An unnecessary Governing Board leaves much to be desired in the Amendment Bill: CUTS
New Delhi: Following the recommendations of the Competition Law Review Committee, the Ministry of Corporate Affairs (MCA) recently released a Draft Competition (Amendment) Bill, 2020 (Draft Bill) for public comments. Responding to the call, CUTS International, a global public policy research and advocacy organisation, has submitted its comments.
“The scrapping of the Competition Appellate Tribunal was a puzzling decision which is not being sought to be corrected even in this Amendment” said Pradeep S Mehta, Secretary General, CUTS International.
Reinstating the COMPAT is necessary for effectively addressing the appeals from orders of the Competition Commission of India (CCI) and ensuring efficient resolution of cases.
On the note of creating a new Governing Board for administrative and rule-making functions of CCI, CUTS has commented against it. “The objective of bringing in an external perspective, objectivity and transparency in regulation making by means of a Governing Board can be achieved through the provisions on Expert Advisory Committees in the current design of CCI without bestowing superintendence over CCI upon the Governing Board” stated Mehta.
“The addition of a Governing Board with four Part-Time Members and two ex-officio Members appointed by the Central Government will likely dilute the independence of CCI due to unwarranted government supervision over affairs of the CCI which more often than not does not have all six Members in place” emphasised Mehta.
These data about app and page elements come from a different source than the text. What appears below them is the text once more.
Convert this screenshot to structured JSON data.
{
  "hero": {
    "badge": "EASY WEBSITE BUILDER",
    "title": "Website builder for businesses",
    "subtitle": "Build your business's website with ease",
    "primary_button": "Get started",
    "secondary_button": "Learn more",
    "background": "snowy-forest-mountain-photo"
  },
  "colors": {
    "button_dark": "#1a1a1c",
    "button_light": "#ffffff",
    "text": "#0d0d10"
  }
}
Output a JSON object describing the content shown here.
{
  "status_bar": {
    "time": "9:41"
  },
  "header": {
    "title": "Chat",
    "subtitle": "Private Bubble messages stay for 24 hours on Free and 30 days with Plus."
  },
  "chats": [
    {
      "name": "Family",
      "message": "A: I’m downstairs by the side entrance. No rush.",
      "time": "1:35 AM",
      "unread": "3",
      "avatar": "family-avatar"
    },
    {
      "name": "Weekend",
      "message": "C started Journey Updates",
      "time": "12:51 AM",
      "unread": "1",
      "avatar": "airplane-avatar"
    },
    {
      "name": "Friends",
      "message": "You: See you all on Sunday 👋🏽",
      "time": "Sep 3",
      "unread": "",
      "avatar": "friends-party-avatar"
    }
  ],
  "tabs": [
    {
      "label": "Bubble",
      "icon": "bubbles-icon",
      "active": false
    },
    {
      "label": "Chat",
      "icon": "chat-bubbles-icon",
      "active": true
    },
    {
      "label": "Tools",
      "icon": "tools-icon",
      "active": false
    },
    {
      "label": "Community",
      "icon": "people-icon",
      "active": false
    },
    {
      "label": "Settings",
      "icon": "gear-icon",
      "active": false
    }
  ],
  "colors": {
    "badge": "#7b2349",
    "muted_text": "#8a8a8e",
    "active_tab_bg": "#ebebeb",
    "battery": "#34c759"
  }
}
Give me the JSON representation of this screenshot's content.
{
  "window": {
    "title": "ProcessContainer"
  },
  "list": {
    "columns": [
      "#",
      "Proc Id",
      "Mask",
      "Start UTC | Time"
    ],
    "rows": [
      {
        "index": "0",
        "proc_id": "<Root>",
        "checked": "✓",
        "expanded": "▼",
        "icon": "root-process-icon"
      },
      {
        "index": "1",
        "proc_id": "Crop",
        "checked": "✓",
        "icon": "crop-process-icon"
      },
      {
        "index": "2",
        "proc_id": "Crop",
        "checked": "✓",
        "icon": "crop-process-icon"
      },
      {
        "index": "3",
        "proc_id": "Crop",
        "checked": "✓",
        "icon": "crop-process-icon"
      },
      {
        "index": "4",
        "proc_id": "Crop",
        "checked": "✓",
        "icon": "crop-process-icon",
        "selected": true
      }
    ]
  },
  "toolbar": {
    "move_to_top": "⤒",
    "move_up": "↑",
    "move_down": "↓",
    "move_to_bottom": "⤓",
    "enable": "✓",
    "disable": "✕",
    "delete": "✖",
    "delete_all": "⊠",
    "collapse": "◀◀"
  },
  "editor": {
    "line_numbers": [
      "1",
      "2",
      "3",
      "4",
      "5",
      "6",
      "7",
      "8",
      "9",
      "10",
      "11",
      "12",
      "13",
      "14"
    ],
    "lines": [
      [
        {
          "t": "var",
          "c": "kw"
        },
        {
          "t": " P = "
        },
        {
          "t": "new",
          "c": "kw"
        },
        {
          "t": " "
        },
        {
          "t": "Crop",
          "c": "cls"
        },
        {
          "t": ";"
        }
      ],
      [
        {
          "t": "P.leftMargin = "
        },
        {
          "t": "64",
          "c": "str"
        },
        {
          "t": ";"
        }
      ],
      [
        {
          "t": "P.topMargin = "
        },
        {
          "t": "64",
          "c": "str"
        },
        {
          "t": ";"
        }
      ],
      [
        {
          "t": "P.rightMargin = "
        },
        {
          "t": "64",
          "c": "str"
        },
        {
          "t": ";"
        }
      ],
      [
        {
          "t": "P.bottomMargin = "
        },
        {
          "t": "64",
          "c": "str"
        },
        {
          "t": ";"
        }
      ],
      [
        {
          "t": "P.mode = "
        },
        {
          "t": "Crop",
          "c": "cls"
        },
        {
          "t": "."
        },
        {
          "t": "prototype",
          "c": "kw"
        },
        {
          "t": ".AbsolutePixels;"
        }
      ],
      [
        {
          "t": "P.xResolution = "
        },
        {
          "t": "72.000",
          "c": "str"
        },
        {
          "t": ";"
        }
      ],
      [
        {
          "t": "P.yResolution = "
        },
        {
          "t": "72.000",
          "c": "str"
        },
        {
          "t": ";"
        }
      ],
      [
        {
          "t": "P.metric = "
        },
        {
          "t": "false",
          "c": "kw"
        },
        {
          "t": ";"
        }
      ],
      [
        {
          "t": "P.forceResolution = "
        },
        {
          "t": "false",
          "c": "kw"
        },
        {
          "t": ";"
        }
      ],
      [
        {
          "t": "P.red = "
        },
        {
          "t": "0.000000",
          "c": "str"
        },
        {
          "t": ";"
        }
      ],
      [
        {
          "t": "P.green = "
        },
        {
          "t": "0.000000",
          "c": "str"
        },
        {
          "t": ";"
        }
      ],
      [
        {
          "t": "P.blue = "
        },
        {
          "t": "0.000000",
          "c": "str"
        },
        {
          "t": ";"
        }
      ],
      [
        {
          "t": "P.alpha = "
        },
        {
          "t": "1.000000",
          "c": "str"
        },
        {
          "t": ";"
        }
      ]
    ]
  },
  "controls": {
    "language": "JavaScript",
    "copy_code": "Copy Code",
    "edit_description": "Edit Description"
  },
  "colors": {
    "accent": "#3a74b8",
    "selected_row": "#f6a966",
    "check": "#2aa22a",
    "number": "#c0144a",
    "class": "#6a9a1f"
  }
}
One of the issues that CUTS has been advocating vehemently for is addition of a provision on prohibiting collective abuse of dominance which has yet not been included in the Draft Bill. Collective abuse of dominance takes place when two or more connected firms collude to abuse their collective dominant position in a market.
Arguing for CUTS’ long standing demand for transparency, cost-benefit analysis and stakeholder consultation before a statutory authority frames any regulations, Mehta also emphasised that such structures should be institutionalised in the Competition Act to ensure greater transparency in CCI’s operations.
Other areas of concern that have been highlighted by CUTS in its comments include the need for the Central Government to come up with a National Competition Policy with assistance from CCI and strengthening the coordination between CCI and other regulators.
“A robust mechanism for coordination between CCI and other sectoral regulators is required to avoid grotesque turf wars in the future like the one exhibited by TRAI and CCI a few years ago” said Mehta.
The Draft Bill provides for a new system for settlements and commitments, which is welcome and a much needed move.